* DATASET
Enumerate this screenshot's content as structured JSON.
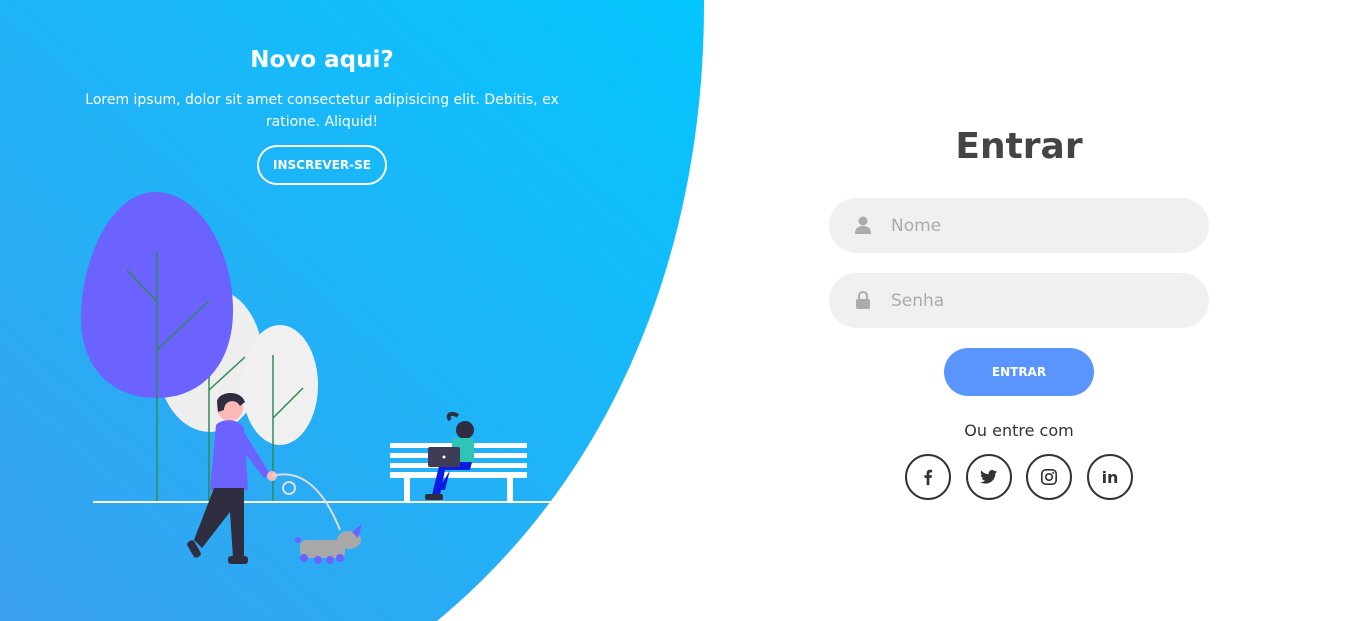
{
  "colors": {
    "gradient_start": "#4481eb",
    "gradient_end": "#04befe",
    "accent": "#5995fd",
    "field_bg": "#f0f0f0",
    "tree_purple": "#6c63ff"
  },
  "left_panel": {
    "title": "Novo aqui?",
    "description": "Lorem ipsum, dolor sit amet consectetur adipisicing elit. Debitis, ex ratione. Aliquid!",
    "signup_label": "INSCREVER-SE"
  },
  "form": {
    "title": "Entrar",
    "username": {
      "placeholder": "Nome",
      "value": "",
      "icon": "user-icon"
    },
    "password": {
      "placeholder": "Senha",
      "value": "",
      "icon": "lock-icon"
    },
    "submit_label": "ENTRAR",
    "social_text": "Ou entre com",
    "social": [
      {
        "name": "facebook",
        "icon": "facebook-icon"
      },
      {
        "name": "twitter",
        "icon": "twitter-icon"
      },
      {
        "name": "instagram",
        "icon": "instagram-icon"
      },
      {
        "name": "linkedin",
        "icon": "linkedin-icon",
        "glyph": "in"
      }
    ]
  }
}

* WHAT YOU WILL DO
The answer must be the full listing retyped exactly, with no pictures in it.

* RESPONSE TO THIS TASK
Enumerate this screenshot's content as structured JSON.
{
  "colors": {
    "gradient_start": "#4481eb",
    "gradient_end": "#04befe",
    "accent": "#5995fd",
    "field_bg": "#f0f0f0",
    "tree_purple": "#6c63ff"
  },
  "left_panel": {
    "title": "Novo aqui?",
    "description": "Lorem ipsum, dolor sit amet consectetur adipisicing elit. Debitis, ex ratione. Aliquid!",
    "signup_label": "INSCREVER-SE"
  },
  "form": {
    "title": "Entrar",
    "username": {
      "placeholder": "Nome",
      "value": "",
      "icon": "user-icon"
    },
    "password": {
      "placeholder": "Senha",
      "value": "",
      "icon": "lock-icon"
    },
    "submit_label": "ENTRAR",
    "social_text": "Ou entre com",
    "social": [
      {
        "name": "facebook",
        "icon": "facebook-icon"
      },
      {
        "name": "twitter",
        "icon": "twitter-icon"
      },
      {
        "name": "instagram",
        "icon": "instagram-icon"
      },
      {
        "name": "linkedin",
        "icon": "linkedin-icon",
        "glyph": "in"
      }
    ]
  }
}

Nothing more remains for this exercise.